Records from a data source
>>
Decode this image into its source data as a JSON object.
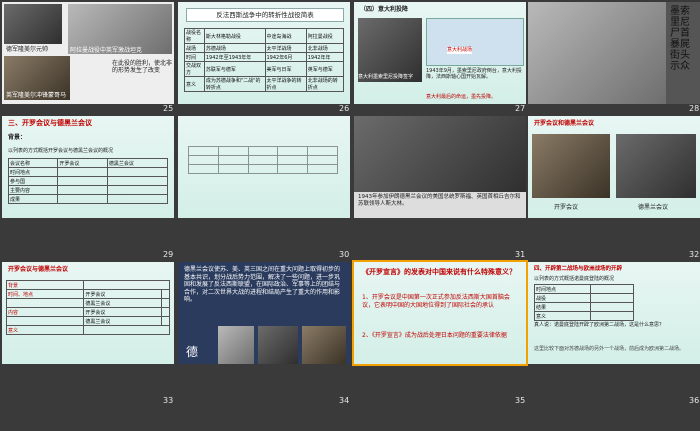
{
  "grid": {
    "slides": [
      {
        "num": "25",
        "caption_top": "德军隆美尔元帅",
        "caption_mid": "阿拉曼战役中英军激战坦克",
        "caption_bot": "英军隆美尔冲锋蒙哥马",
        "caption_side": "在此役的胜利，使北非的形势发生了改变"
      },
      {
        "num": "26",
        "title": "反法西斯战争中的转折性战役简表",
        "table": [
          [
            "战役名称",
            "斯大林格勒战役",
            "中途岛海战",
            "阿拉曼战役"
          ],
          [
            "战场",
            "苏德战场",
            "太平洋战场",
            "北非战场"
          ],
          [
            "时间",
            "1942年至1943年年",
            "1942年6月",
            "1942年年"
          ],
          [
            "交战双方",
            "苏联军与德军",
            "美军与日军",
            "英军与德军"
          ],
          [
            "意义",
            "成为苏德战争和\"二战\"的转折点",
            "太平洋战争的转折点",
            "北非战场的转折点"
          ]
        ]
      },
      {
        "num": "27",
        "heading": "（四）意大利投降",
        "map_label": "意大利战场",
        "photo_caption": "意大利墨索里尼投降签字",
        "text": "1943年9月，墨索里尼政府倒台，意大利投降，法西斯轴心国开始瓦解。",
        "red_text": "意大利最后的命运，墨先投降。"
      },
      {
        "num": "28",
        "side_text": "墨索里尼尸首暴屍街头示众"
      },
      {
        "num": "29",
        "heading": "三、开罗会议与德黑兰会议",
        "sub": "背景：",
        "prompt": "以列表的方式概括开罗会议与德黑兰会议的概况",
        "table": [
          [
            "会议名称",
            "开罗会议",
            "德黑兰会议"
          ],
          [
            "时间地点",
            "",
            ""
          ],
          [
            "参与国",
            "",
            ""
          ],
          [
            "主要内容",
            "",
            ""
          ],
          [
            "成果",
            "",
            ""
          ]
        ]
      },
      {
        "num": "30"
      },
      {
        "num": "31",
        "caption": "1943年参加伊朗德黑兰会议的美国总统罗斯福、英国首相丘吉尔和苏联领导人斯大林。",
        "names": [
          "罗斯福",
          "丘吉尔",
          "斯大林"
        ]
      },
      {
        "num": "32",
        "heading": "开罗会议和德黑兰会议",
        "labels": [
          "开罗会议",
          "德黑兰会议"
        ]
      },
      {
        "num": "33",
        "heading": "开罗会议与德黑兰会议",
        "rows": [
          "背景",
          "时间、地点",
          "内容",
          "意义"
        ],
        "sub": [
          "开罗会议",
          "德黑兰会议",
          "开罗会议",
          "德黑兰会议"
        ]
      },
      {
        "num": "34",
        "text": "德黑兰会议使苏、美、英三国之间在重大问题上取得初步的基本共识，划分战后势力范围，解决了一些问题，进一步巩固和发展了反法西斯联盟，在国际政治、军事等上的团结与合作，对二次世界大战的进程和结局产生了重大的作用和影响。",
        "footer": "德"
      },
      {
        "num": "35",
        "question": "《开罗宣言》的发表对中国来说有什么特殊意义？",
        "point1": "1、开罗会议是中国第一次正式参加反法西斯大国首脑会议，它表明中国的大国地位得到了国际社会的承认",
        "point2": "2、《开罗宣言》成为战后处理日本问题的重要法律依据"
      },
      {
        "num": "36",
        "heading": "四、开辟第二战场与欧洲战场的开辟",
        "prompt": "以列表的方式概括诺曼底登陆的概况",
        "table": [
          [
            "时间地点"
          ],
          [
            "战役"
          ],
          [
            "结果"
          ],
          [
            "意义"
          ]
        ],
        "summary": "真人说：诺曼底登陆开辟了欧洲第二战场，这是什么意思？",
        "footnote": "这里比较下面对苏德战场的另外一个战场，前后成为欧洲第二战场。"
      }
    ]
  },
  "colors": {
    "bg": "#3a3a3a",
    "selected": "#f2a100",
    "accent": "#4aa3a0",
    "red": "#c00000"
  }
}
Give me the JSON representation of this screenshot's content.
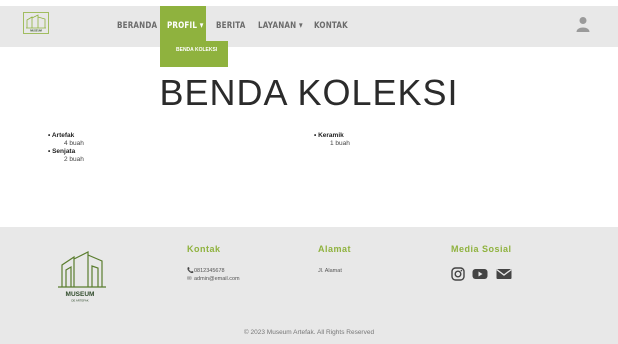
{
  "brand": {
    "name": "MUSEUM",
    "tagline": "DE ARTEFAK"
  },
  "nav": {
    "items": [
      {
        "label": "BERANDA"
      },
      {
        "label": "PROFIL"
      },
      {
        "label": "BERITA"
      },
      {
        "label": "LAYANAN"
      },
      {
        "label": "KONTAK"
      }
    ],
    "active_index": 1,
    "dropdown": {
      "items": [
        {
          "label": "BENDA KOLEKSI"
        }
      ]
    },
    "accent_color": "#8fb23e"
  },
  "main": {
    "title": "BENDA KOLEKSI",
    "left_list": [
      {
        "name": "Artefak",
        "count": "4 buah"
      },
      {
        "name": "Senjata",
        "count": "2 buah"
      }
    ],
    "right_list": [
      {
        "name": "Keramik",
        "count": "1 buah"
      }
    ]
  },
  "footer": {
    "contact": {
      "heading": "Kontak",
      "phone": "0812345678",
      "email": "admin@email.com"
    },
    "address": {
      "heading": "Alamat",
      "text": "Jl. Alamat"
    },
    "social": {
      "heading": "Media Sosial",
      "icons": [
        "instagram-icon",
        "youtube-icon",
        "email-icon"
      ]
    },
    "copyright": "© 2023 Museum Artefak. All Rights Reserved"
  }
}
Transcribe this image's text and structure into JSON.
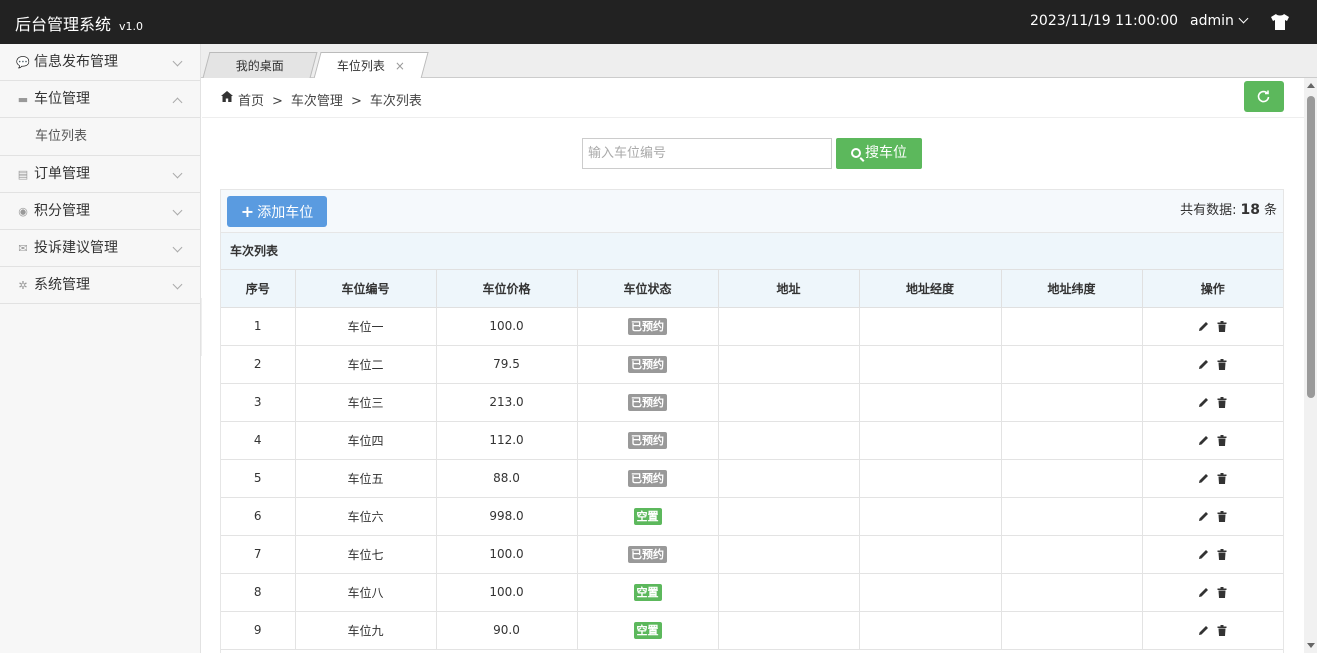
{
  "header": {
    "title": "后台管理系统",
    "version": "v1.0",
    "datetime": "2023/11/19 11:00:00",
    "user": "admin"
  },
  "sidebar": {
    "items": [
      {
        "label": "信息发布管理",
        "icon": "comment-icon",
        "expanded": false
      },
      {
        "label": "车位管理",
        "icon": "truck-icon",
        "expanded": true,
        "children": [
          {
            "label": "车位列表"
          }
        ]
      },
      {
        "label": "订单管理",
        "icon": "file-icon",
        "expanded": false
      },
      {
        "label": "积分管理",
        "icon": "database-icon",
        "expanded": false
      },
      {
        "label": "投诉建议管理",
        "icon": "envelope-icon",
        "expanded": false
      },
      {
        "label": "系统管理",
        "icon": "gear-icon",
        "expanded": false
      }
    ]
  },
  "tabs": [
    {
      "label": "我的桌面"
    },
    {
      "label": "车位列表",
      "closable": true,
      "close_glyph": "×"
    }
  ],
  "breadcrumb": {
    "items": [
      "首页",
      "车次管理",
      "车次列表"
    ],
    "separator": ">"
  },
  "search": {
    "placeholder": "输入车位编号",
    "value": "",
    "button_label": "搜车位"
  },
  "toolbar": {
    "add_label": "添加车位",
    "count_prefix": "共有数据:",
    "count_value": "18",
    "count_suffix": "条"
  },
  "list_title": "车次列表",
  "table": {
    "columns": [
      "序号",
      "车位编号",
      "车位价格",
      "车位状态",
      "地址",
      "地址经度",
      "地址纬度",
      "操作"
    ],
    "rows": [
      {
        "no": "1",
        "code": "车位一",
        "price": "100.0",
        "status": "已预约",
        "status_color": "gray",
        "address": "",
        "lng": "",
        "lat": ""
      },
      {
        "no": "2",
        "code": "车位二",
        "price": "79.5",
        "status": "已预约",
        "status_color": "gray",
        "address": "",
        "lng": "",
        "lat": ""
      },
      {
        "no": "3",
        "code": "车位三",
        "price": "213.0",
        "status": "已预约",
        "status_color": "gray",
        "address": "",
        "lng": "",
        "lat": ""
      },
      {
        "no": "4",
        "code": "车位四",
        "price": "112.0",
        "status": "已预约",
        "status_color": "gray",
        "address": "",
        "lng": "",
        "lat": ""
      },
      {
        "no": "5",
        "code": "车位五",
        "price": "88.0",
        "status": "已预约",
        "status_color": "gray",
        "address": "",
        "lng": "",
        "lat": ""
      },
      {
        "no": "6",
        "code": "车位六",
        "price": "998.0",
        "status": "空置",
        "status_color": "green",
        "address": "",
        "lng": "",
        "lat": ""
      },
      {
        "no": "7",
        "code": "车位七",
        "price": "100.0",
        "status": "已预约",
        "status_color": "gray",
        "address": "",
        "lng": "",
        "lat": ""
      },
      {
        "no": "8",
        "code": "车位八",
        "price": "100.0",
        "status": "空置",
        "status_color": "green",
        "address": "",
        "lng": "",
        "lat": ""
      },
      {
        "no": "9",
        "code": "车位九",
        "price": "90.0",
        "status": "空置",
        "status_color": "green",
        "address": "",
        "lng": "",
        "lat": ""
      }
    ]
  },
  "colors": {
    "header_bg": "#222222",
    "primary_green": "#5cb85c",
    "primary_blue": "#5a9be0",
    "badge_gray": "#999999"
  }
}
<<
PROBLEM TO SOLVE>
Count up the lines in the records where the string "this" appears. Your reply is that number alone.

PROBLEM SOLUTION>
3